Repeat each entry word for word.
::::::
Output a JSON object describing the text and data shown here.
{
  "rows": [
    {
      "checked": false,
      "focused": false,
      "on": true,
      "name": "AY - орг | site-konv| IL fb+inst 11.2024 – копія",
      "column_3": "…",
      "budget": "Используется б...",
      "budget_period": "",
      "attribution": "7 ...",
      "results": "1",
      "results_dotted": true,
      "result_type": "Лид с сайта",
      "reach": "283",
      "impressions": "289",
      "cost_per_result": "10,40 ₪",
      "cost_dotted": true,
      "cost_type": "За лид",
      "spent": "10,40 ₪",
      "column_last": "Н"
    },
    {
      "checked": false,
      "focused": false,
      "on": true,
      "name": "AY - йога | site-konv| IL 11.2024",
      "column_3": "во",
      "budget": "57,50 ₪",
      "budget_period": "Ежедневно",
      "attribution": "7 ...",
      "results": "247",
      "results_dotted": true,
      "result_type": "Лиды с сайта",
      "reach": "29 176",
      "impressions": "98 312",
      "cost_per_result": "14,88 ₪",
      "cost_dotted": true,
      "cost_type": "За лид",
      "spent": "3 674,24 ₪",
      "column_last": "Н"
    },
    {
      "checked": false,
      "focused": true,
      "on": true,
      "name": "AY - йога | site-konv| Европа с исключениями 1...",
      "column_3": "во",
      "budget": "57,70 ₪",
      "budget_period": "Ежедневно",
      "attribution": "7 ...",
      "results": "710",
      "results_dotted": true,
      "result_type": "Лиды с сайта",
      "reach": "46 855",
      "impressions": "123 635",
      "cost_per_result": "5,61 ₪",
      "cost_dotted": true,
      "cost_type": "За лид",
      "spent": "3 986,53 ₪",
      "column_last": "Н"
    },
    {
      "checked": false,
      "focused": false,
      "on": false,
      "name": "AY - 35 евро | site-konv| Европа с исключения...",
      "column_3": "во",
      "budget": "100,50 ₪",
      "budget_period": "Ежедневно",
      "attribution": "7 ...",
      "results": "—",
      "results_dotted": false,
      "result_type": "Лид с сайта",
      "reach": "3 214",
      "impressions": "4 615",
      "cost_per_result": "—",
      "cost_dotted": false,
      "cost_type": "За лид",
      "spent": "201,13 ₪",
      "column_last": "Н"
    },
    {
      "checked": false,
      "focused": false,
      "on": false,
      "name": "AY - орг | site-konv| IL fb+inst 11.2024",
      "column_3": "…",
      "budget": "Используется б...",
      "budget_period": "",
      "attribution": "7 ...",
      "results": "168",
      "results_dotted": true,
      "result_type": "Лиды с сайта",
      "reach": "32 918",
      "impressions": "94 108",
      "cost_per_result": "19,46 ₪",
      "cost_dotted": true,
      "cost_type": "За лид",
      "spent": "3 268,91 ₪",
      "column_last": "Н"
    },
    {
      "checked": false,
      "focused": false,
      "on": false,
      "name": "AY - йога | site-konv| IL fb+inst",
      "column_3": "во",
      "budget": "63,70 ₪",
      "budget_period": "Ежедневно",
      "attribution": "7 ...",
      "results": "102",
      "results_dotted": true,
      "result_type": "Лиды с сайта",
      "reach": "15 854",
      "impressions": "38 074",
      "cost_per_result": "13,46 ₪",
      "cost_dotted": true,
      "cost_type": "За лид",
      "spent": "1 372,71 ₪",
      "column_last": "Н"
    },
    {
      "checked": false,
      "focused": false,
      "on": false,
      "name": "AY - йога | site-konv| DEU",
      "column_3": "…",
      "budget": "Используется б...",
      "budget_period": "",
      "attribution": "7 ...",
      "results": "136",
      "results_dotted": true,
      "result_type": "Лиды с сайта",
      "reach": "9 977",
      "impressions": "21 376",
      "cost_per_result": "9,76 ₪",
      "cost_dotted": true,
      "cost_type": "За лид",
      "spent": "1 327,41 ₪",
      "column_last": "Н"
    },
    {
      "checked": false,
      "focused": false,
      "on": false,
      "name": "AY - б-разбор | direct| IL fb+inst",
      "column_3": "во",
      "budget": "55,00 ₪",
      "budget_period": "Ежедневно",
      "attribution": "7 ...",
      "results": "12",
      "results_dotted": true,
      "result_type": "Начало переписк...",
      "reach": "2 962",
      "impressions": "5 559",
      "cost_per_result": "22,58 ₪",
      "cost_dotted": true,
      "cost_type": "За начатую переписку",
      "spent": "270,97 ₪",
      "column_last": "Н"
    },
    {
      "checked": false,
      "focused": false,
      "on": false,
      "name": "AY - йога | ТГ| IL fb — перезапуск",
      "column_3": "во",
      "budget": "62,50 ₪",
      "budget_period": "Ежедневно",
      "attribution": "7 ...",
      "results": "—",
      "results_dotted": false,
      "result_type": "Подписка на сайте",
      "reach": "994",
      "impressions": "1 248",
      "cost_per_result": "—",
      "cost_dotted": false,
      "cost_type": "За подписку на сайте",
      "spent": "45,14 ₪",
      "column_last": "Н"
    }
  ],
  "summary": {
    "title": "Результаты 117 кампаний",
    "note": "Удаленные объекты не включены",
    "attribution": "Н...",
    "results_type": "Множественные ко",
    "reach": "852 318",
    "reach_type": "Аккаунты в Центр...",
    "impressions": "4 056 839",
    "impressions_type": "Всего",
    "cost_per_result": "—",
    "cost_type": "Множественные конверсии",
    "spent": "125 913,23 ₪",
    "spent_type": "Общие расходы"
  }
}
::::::
ANSWER SECTION
Output a JSON object describing the text and data shown here.
{
  "rows": [
    {
      "checked": false,
      "focused": false,
      "on": true,
      "name": "AY - орг | site-konv| IL fb+inst 11.2024 – копія",
      "column_3": "…",
      "budget": "Используется б...",
      "budget_period": "",
      "attribution": "7 ...",
      "results": "1",
      "results_dotted": true,
      "result_type": "Лид с сайта",
      "reach": "283",
      "impressions": "289",
      "cost_per_result": "10,40 ₪",
      "cost_dotted": true,
      "cost_type": "За лид",
      "spent": "10,40 ₪",
      "column_last": "Н"
    },
    {
      "checked": false,
      "focused": false,
      "on": true,
      "name": "AY - йога | site-konv| IL 11.2024",
      "column_3": "во",
      "budget": "57,50 ₪",
      "budget_period": "Ежедневно",
      "attribution": "7 ...",
      "results": "247",
      "results_dotted": true,
      "result_type": "Лиды с сайта",
      "reach": "29 176",
      "impressions": "98 312",
      "cost_per_result": "14,88 ₪",
      "cost_dotted": true,
      "cost_type": "За лид",
      "spent": "3 674,24 ₪",
      "column_last": "Н"
    },
    {
      "checked": false,
      "focused": true,
      "on": true,
      "name": "AY - йога | site-konv| Европа с исключениями 1...",
      "column_3": "во",
      "budget": "57,70 ₪",
      "budget_period": "Ежедневно",
      "attribution": "7 ...",
      "results": "710",
      "results_dotted": true,
      "result_type": "Лиды с сайта",
      "reach": "46 855",
      "impressions": "123 635",
      "cost_per_result": "5,61 ₪",
      "cost_dotted": true,
      "cost_type": "За лид",
      "spent": "3 986,53 ₪",
      "column_last": "Н"
    },
    {
      "checked": false,
      "focused": false,
      "on": false,
      "name": "AY - 35 евро | site-konv| Европа с исключения...",
      "column_3": "во",
      "budget": "100,50 ₪",
      "budget_period": "Ежедневно",
      "attribution": "7 ...",
      "results": "—",
      "results_dotted": false,
      "result_type": "Лид с сайта",
      "reach": "3 214",
      "impressions": "4 615",
      "cost_per_result": "—",
      "cost_dotted": false,
      "cost_type": "За лид",
      "spent": "201,13 ₪",
      "column_last": "Н"
    },
    {
      "checked": false,
      "focused": false,
      "on": false,
      "name": "AY - орг | site-konv| IL fb+inst 11.2024",
      "column_3": "…",
      "budget": "Используется б...",
      "budget_period": "",
      "attribution": "7 ...",
      "results": "168",
      "results_dotted": true,
      "result_type": "Лиды с сайта",
      "reach": "32 918",
      "impressions": "94 108",
      "cost_per_result": "19,46 ₪",
      "cost_dotted": true,
      "cost_type": "За лид",
      "spent": "3 268,91 ₪",
      "column_last": "Н"
    },
    {
      "checked": false,
      "focused": false,
      "on": false,
      "name": "AY - йога | site-konv| IL fb+inst",
      "column_3": "во",
      "budget": "63,70 ₪",
      "budget_period": "Ежедневно",
      "attribution": "7 ...",
      "results": "102",
      "results_dotted": true,
      "result_type": "Лиды с сайта",
      "reach": "15 854",
      "impressions": "38 074",
      "cost_per_result": "13,46 ₪",
      "cost_dotted": true,
      "cost_type": "За лид",
      "spent": "1 372,71 ₪",
      "column_last": "Н"
    },
    {
      "checked": false,
      "focused": false,
      "on": false,
      "name": "AY - йога | site-konv| DEU",
      "column_3": "…",
      "budget": "Используется б...",
      "budget_period": "",
      "attribution": "7 ...",
      "results": "136",
      "results_dotted": true,
      "result_type": "Лиды с сайта",
      "reach": "9 977",
      "impressions": "21 376",
      "cost_per_result": "9,76 ₪",
      "cost_dotted": true,
      "cost_type": "За лид",
      "spent": "1 327,41 ₪",
      "column_last": "Н"
    },
    {
      "checked": false,
      "focused": false,
      "on": false,
      "name": "AY - б-разбор | direct| IL fb+inst",
      "column_3": "во",
      "budget": "55,00 ₪",
      "budget_period": "Ежедневно",
      "attribution": "7 ...",
      "results": "12",
      "results_dotted": true,
      "result_type": "Начало переписк...",
      "reach": "2 962",
      "impressions": "5 559",
      "cost_per_result": "22,58 ₪",
      "cost_dotted": true,
      "cost_type": "За начатую переписку",
      "spent": "270,97 ₪",
      "column_last": "Н"
    },
    {
      "checked": false,
      "focused": false,
      "on": false,
      "name": "AY - йога | ТГ| IL fb — перезапуск",
      "column_3": "во",
      "budget": "62,50 ₪",
      "budget_period": "Ежедневно",
      "attribution": "7 ...",
      "results": "—",
      "results_dotted": false,
      "result_type": "Подписка на сайте",
      "reach": "994",
      "impressions": "1 248",
      "cost_per_result": "—",
      "cost_dotted": false,
      "cost_type": "За подписку на сайте",
      "spent": "45,14 ₪",
      "column_last": "Н"
    }
  ],
  "summary": {
    "title": "Результаты 117 кампаний",
    "note": "Удаленные объекты не включены",
    "attribution": "Н...",
    "results_type": "Множественные ко",
    "reach": "852 318",
    "reach_type": "Аккаунты в Центр...",
    "impressions": "4 056 839",
    "impressions_type": "Всего",
    "cost_per_result": "—",
    "cost_type": "Множественные конверсии",
    "spent": "125 913,23 ₪",
    "spent_type": "Общие расходы"
  }
}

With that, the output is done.